(PROBLEM STATEMENT): Look over the lines below. Report each one that includes the string "title".

(EXTRACTED RECORDS):
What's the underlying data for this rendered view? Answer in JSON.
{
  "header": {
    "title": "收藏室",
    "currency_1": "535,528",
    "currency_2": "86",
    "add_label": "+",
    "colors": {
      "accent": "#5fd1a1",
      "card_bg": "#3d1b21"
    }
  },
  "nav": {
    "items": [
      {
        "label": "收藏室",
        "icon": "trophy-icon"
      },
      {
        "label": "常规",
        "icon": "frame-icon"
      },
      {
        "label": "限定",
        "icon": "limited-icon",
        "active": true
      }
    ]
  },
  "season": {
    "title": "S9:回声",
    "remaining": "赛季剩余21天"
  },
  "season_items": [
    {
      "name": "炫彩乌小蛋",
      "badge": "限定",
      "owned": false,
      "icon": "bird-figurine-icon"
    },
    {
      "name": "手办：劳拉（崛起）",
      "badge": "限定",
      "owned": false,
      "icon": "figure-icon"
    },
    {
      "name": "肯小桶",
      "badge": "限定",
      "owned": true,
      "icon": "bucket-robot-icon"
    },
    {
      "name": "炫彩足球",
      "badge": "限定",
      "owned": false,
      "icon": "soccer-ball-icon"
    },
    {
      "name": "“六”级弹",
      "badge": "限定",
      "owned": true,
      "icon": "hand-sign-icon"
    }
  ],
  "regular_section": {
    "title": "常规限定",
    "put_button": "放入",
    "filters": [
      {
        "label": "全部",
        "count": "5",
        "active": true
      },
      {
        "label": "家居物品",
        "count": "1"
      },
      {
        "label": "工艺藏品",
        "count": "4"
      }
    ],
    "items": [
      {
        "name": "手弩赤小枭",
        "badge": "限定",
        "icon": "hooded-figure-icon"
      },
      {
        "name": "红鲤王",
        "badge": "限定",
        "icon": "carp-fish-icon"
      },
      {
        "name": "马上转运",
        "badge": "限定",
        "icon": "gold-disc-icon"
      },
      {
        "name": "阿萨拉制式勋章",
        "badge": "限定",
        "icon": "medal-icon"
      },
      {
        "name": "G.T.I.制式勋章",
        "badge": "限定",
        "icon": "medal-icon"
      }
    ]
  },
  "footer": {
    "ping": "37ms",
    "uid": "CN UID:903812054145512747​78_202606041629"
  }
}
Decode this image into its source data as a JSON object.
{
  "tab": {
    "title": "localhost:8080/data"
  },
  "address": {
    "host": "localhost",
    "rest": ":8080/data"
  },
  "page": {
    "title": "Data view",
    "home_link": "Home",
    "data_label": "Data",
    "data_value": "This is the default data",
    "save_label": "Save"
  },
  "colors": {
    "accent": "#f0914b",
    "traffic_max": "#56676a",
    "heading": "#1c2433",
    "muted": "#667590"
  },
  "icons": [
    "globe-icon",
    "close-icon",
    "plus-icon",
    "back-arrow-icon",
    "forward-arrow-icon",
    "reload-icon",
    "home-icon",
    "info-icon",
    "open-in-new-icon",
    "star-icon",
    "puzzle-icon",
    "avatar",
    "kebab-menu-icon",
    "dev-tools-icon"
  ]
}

(SOLUTION BELOW):
    "title": "收藏室",
    "title": "S9:回声",
    "title": "常规限定",
    "title": "localhost:8080/data"
    "title": "Data view",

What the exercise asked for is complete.